Talking to Strangers: Part I

By Martha Rush; Chief Educator-in-Residence

Tales and Tips From the Front

In the Lean Startup process, student entrepreneurs are expected to talk to strangers—both teenagers and adults—not once or twice, but over and over again.

(Fun Fact: The world “interview” appears 80 times in the QØ Teen Startup Handbook)

We send our students out to interview potential customers when:

  • They are collecting problem ideas

  • They are validating the problem they have chosen

  • They are getting feedback on solution ideas (and Product-Market Fit)

  • They are testing their minimum viable products (MVPs)

  • They are generating sales

For many ventures, students also need to talk to resource vendors, manufacturing facilities, contractors and potential investors.

That’s a lot of talking to strangers—something most teenagers will go out of their way to avoid.

As a teacher and entrepreneurship coach, I’ve had several venture teams over the years that outright resisted interviewing anyone. Ever. Week after week, they would show up to our club meetings, stand in front of the group, and report out: “well, we didn’t actually talk to anyone this week. But we’re going to do it next week.”

As you can imagine, it was incredibly frustrating. But I felt better after I talked to a friend who runs a prestigious entrepreneurship program at a private school. 

When I told him about my team’s passive-aggressive stance, he told me:

“Martha, I’ve been doing this for a lot of years, and I can count on one hand the number of student groups who have actually talked to customers outside the school building.”

Realizing that I was not alone, and that talking to strangers is truly one of the most terrifying things we ask our students to do, changed my perspective. It helped me see that I needed to develop better strategies for helping my students learn this skill, rather than just demanding they “do it”.

Luckily, I was able to draw on my experience as a journalism teacher—because journalism students also have to go out and interview strangers. So, how do journalism teachers build this skill?

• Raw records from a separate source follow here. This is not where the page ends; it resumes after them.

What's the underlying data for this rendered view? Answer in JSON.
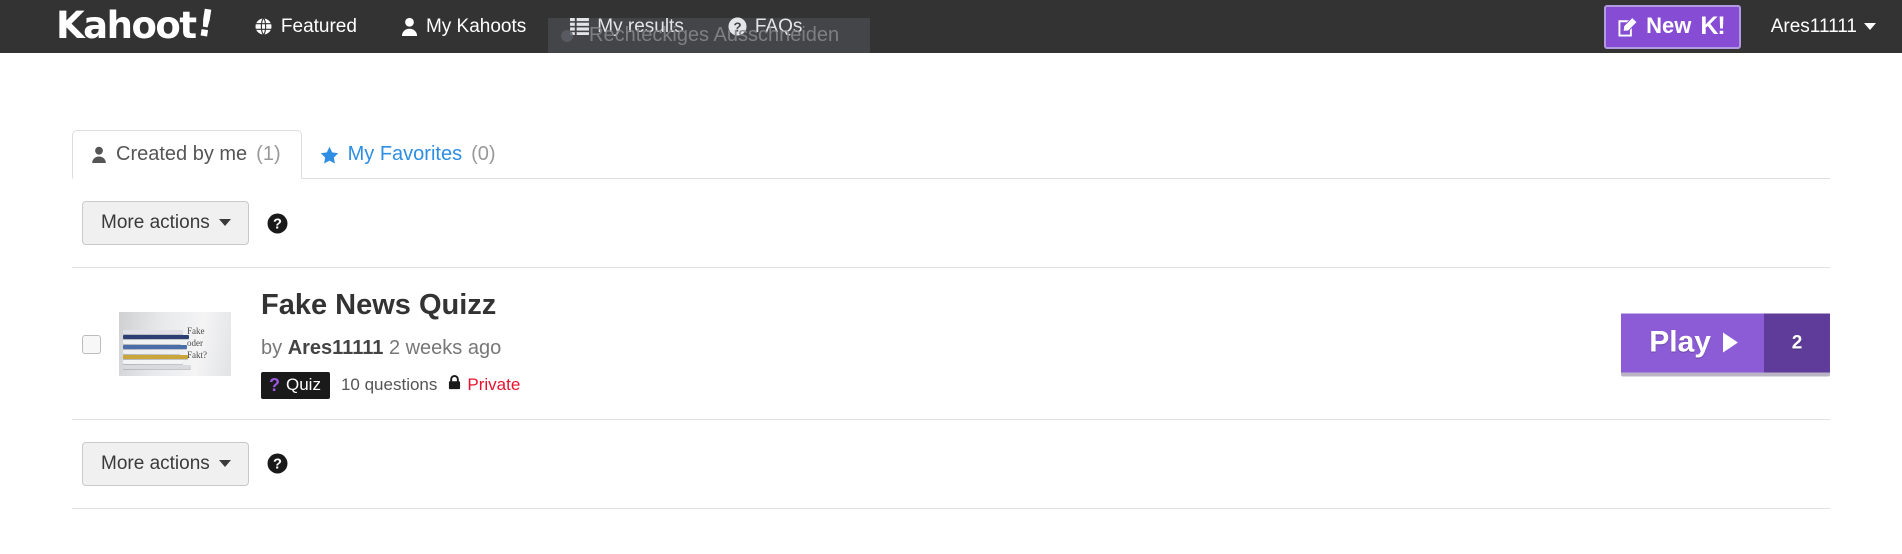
{
  "header": {
    "logo_text": "Kahoot",
    "logo_bang": "!",
    "nav": [
      {
        "label": "Featured",
        "icon": "globe-icon"
      },
      {
        "label": "My Kahoots",
        "icon": "user-icon"
      },
      {
        "label": "My results",
        "icon": "list-icon"
      },
      {
        "label": "FAQs",
        "icon": "question-circle-icon"
      }
    ],
    "new_button": {
      "label": "New",
      "k_glyph": "K!",
      "icon": "pencil-square-icon"
    },
    "username": "Ares11111",
    "bg_color": "#333333",
    "accent_color": "#864cd4"
  },
  "overlay": {
    "text": "Rechteckiges Ausschneiden"
  },
  "tabs": [
    {
      "label": "Created by me",
      "count": "(1)",
      "icon": "user-icon",
      "active": true
    },
    {
      "label": "My Favorites",
      "count": "(0)",
      "icon": "star-icon",
      "active": false
    }
  ],
  "toolbar": {
    "more_actions_label": "More actions",
    "help_icon": "question-circle-icon"
  },
  "kahoot": {
    "title": "Fake News Quizz",
    "by_prefix": "by",
    "author": "Ares11111",
    "time_ago": "2 weeks ago",
    "badge": "Quiz",
    "badge_mark": "?",
    "questions": "10 questions",
    "visibility": "Private",
    "visibility_color": "#e8112d",
    "thumbnail_caption_1": "Fake",
    "thumbnail_caption_2": "oder",
    "thumbnail_caption_3": "Fakt?",
    "play_label": "Play",
    "play_count": "2",
    "play_color": "#8b5cd6",
    "play_count_color": "#5f3c9a"
  },
  "bottom_toolbar": {
    "more_actions_label": "More actions",
    "help_icon": "question-circle-icon"
  }
}
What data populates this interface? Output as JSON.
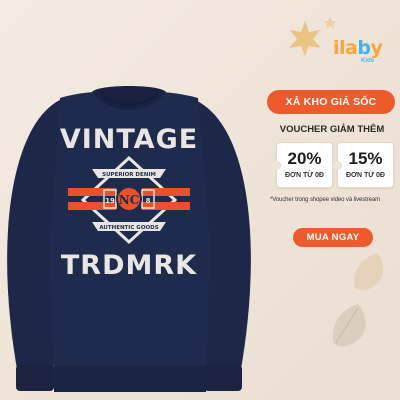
{
  "brand": {
    "logo_main": "ilaby",
    "logo_sub": "Kids"
  },
  "shirt_print": {
    "top_word": "VINTAGE",
    "bottom_word": "TRDMRK",
    "monogram": "NC",
    "ribbon_top": "SUPERIOR DENIM",
    "ribbon_bottom": "AUTHENTIC GOODS",
    "left_box": "19",
    "right_box": "8",
    "color_print": "#e8e6e0",
    "color_accent": "#e8512a",
    "color_fabric": "#1e2a4c"
  },
  "promo": {
    "headline": "XẢ KHO GIÁ SỐC",
    "voucher_title": "VOUCHER GIẢM THÊM",
    "coupons": [
      {
        "percent": "20%",
        "from": "ĐƠN TỪ 0Đ"
      },
      {
        "percent": "15%",
        "from": "ĐƠN TỪ 0Đ"
      }
    ],
    "note": "*Voucher trong shopee video và livestream",
    "cta": "MUA NGAY",
    "accent_color": "#ed5a2b"
  }
}
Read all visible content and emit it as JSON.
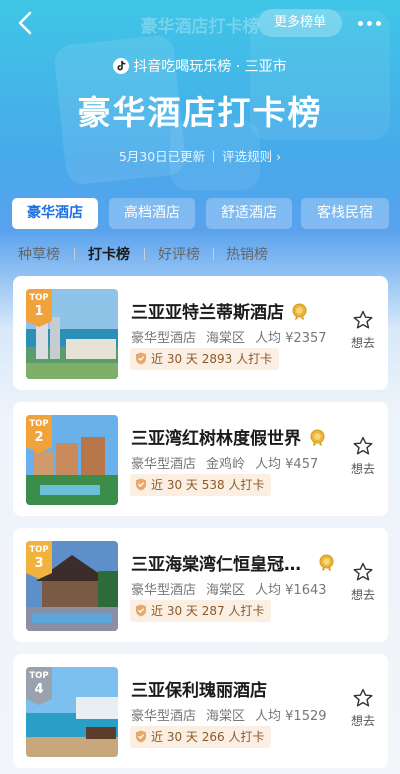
{
  "header": {
    "faded_title": "豪华酒店打卡榜",
    "more_lists_label": "更多榜单",
    "brand_line": "抖音吃喝玩乐榜 · 三亚市",
    "title": "豪华酒店打卡榜",
    "updated": "5月30日已更新",
    "rules": "评选规则"
  },
  "category_tabs": [
    {
      "label": "豪华酒店",
      "active": true
    },
    {
      "label": "高档酒店",
      "active": false
    },
    {
      "label": "舒适酒店",
      "active": false
    },
    {
      "label": "客栈民宿",
      "active": false
    }
  ],
  "sub_tabs": [
    {
      "label": "种草榜",
      "active": false
    },
    {
      "label": "打卡榜",
      "active": true
    },
    {
      "label": "好评榜",
      "active": false
    },
    {
      "label": "热销榜",
      "active": false
    }
  ],
  "hotels": [
    {
      "rank_label": "TOP",
      "rank": "1",
      "name": "三亚亚特兰蒂斯酒店",
      "type": "豪华型酒店",
      "area": "海棠区",
      "price": "人均 ¥2357",
      "checkins": "近 30 天 2893 人打卡",
      "fav_label": "想去"
    },
    {
      "rank_label": "TOP",
      "rank": "2",
      "name": "三亚湾红树林度假世界",
      "type": "豪华型酒店",
      "area": "金鸡岭",
      "price": "人均 ¥457",
      "checkins": "近 30 天 538 人打卡",
      "fav_label": "想去"
    },
    {
      "rank_label": "TOP",
      "rank": "3",
      "name": "三亚海棠湾仁恒皇冠…",
      "type": "豪华型酒店",
      "area": "海棠区",
      "price": "人均 ¥1643",
      "checkins": "近 30 天 287 人打卡",
      "fav_label": "想去"
    },
    {
      "rank_label": "TOP",
      "rank": "4",
      "name": "三亚保利瑰丽酒店",
      "type": "豪华型酒店",
      "area": "海棠区",
      "price": "人均 ¥1529",
      "checkins": "近 30 天 266 人打卡",
      "fav_label": "想去"
    }
  ],
  "colors": {
    "accent": "#1e6fe0",
    "rank_gold": "#f2a23a",
    "rank_silver": "#9aa3ad",
    "checkin_bg": "#fbefe3",
    "checkin_text": "#8a5a2a"
  },
  "icons": {
    "back": "back-arrow-icon",
    "more": "more-dots-icon",
    "brand": "douyin-logo-icon",
    "medal": "gold-medal-icon",
    "shield": "shield-check-icon",
    "favorite": "star-outline-icon"
  }
}
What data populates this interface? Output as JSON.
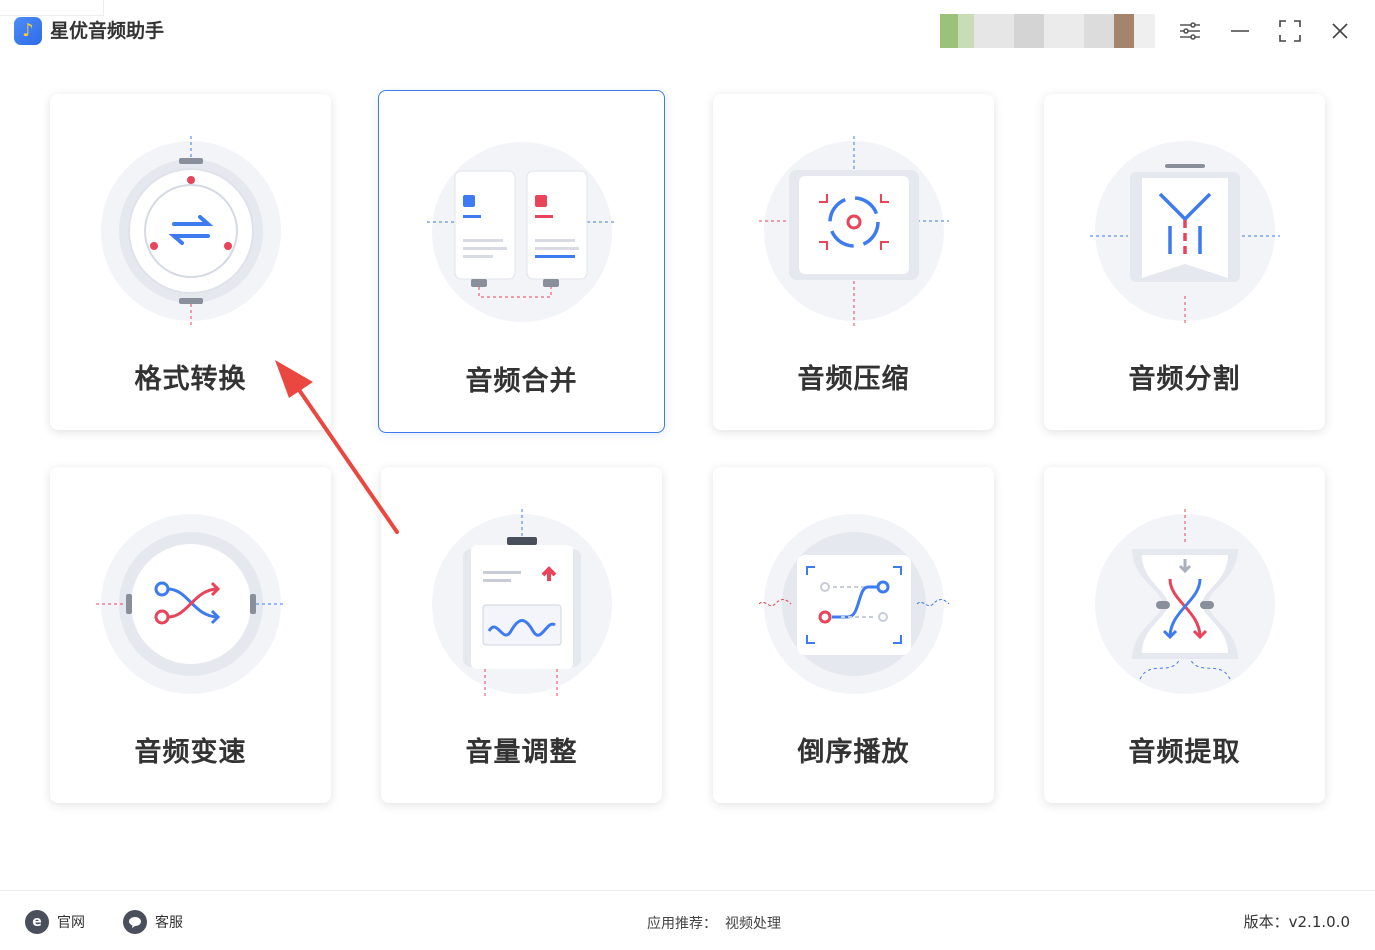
{
  "app": {
    "title": "星优音频助手",
    "logo_icon": "music-note-icon"
  },
  "window_controls": [
    "settings-sliders-icon",
    "minimize-icon",
    "maximize-icon",
    "close-icon"
  ],
  "cards": [
    {
      "label": "格式转换",
      "icon": "format-convert-icon"
    },
    {
      "label": "音频合并",
      "icon": "audio-merge-icon"
    },
    {
      "label": "音频压缩",
      "icon": "audio-compress-icon"
    },
    {
      "label": "音频分割",
      "icon": "audio-split-icon"
    },
    {
      "label": "音频变速",
      "icon": "audio-speed-icon"
    },
    {
      "label": "音量调整",
      "icon": "volume-adjust-icon"
    },
    {
      "label": "倒序播放",
      "icon": "reverse-play-icon"
    },
    {
      "label": "音频提取",
      "icon": "audio-extract-icon"
    }
  ],
  "footer": {
    "website_label": "官网",
    "website_icon_glyph": "e",
    "support_label": "客服",
    "recommend_prefix": "应用推荐：",
    "recommend_link": "视频处理",
    "version": "版本：v2.1.0.0"
  },
  "colors": {
    "accent": "#3e7bf0",
    "red": "#e8445a",
    "arrow": "#e9473f"
  }
}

#1 Requiring students to write out meaningful interview questions

Questions that will generate more than a yes/no answer—before they contact anyone. This seems obvious to us, but our students are used to answering questions—not asking them. They don’t know how to frame questions politely, how to minimize bias, how to build toward more difficult questions, or how to make clear what they are really asking. It may take a few drafts.

#2 Giving students time to practice interviewing each other—or friends and friendly adults—before setting out to interview strangers

Even if the questions seem good on paper, it’s a very different experience to ask them aloud. If a student does five practice interviews before conducting a real one, they will be far more confident and comfortable. And they’ll learn about asking follow-up questions when they don’t get the answers they expected.

#3 Encouraging them to conduct their first interviews in pairs

Asking people questions is awkward. Asking people questions with a teammate at your side is slightly less awkward. You feel less vulnerable, for one, and if the interview goes sideways, you have someone to cry with (or laugh with) later.

#4 Teaching students to be cognizant of their own body language and eye contact, and the body language and eye contact of other people

We sometimes assume that everyone knows this stuff, instinctively. But some teenagers can’t easily distinguish between a neutral passerby and an actively hostile passerby, and they also don’t recognize when their own stance seems aggressive or intrusive. Role-play these scenarios in class, so they understand how to present themselves and how to “read” potential interview subjects.

#5 Making it fun

When you’re interviewing prospective customers about your idea to make their lives easier, it shouldn’t feel like grilling a criminal suspect with questions like: Did you do it? Why did you lie?

Customer discovery interviews should feel more like conversations and less like interrogations. If they go well, these “strangers” may become potential product testers, buyers and even early evangelists. You might be the answer to their most vexing problem! Encourage your students to see this experience as a chance to better understand fellow human beings—not an onerous assignment to be completed. Perspective makes all the difference.


Martha Rush

Martha, founder and CEO of NeverBore Education Consulting and author of Beat Boredom (Stenhouse, 2018), is a nationally recognized teacher with 25 years of classroom experience. She has worked as a professional curriculum writer since 2011 and a workshop consultant since 2013. She founded NeverBore in 2015 with a mission to provide teachers nationwide with hands-on strategies to overcome boredom and improve student engagement and motivation. She now serves as Chief Educator-in-Residence at Quarter Zero and has compiled the QØ Teen Startup Handbook.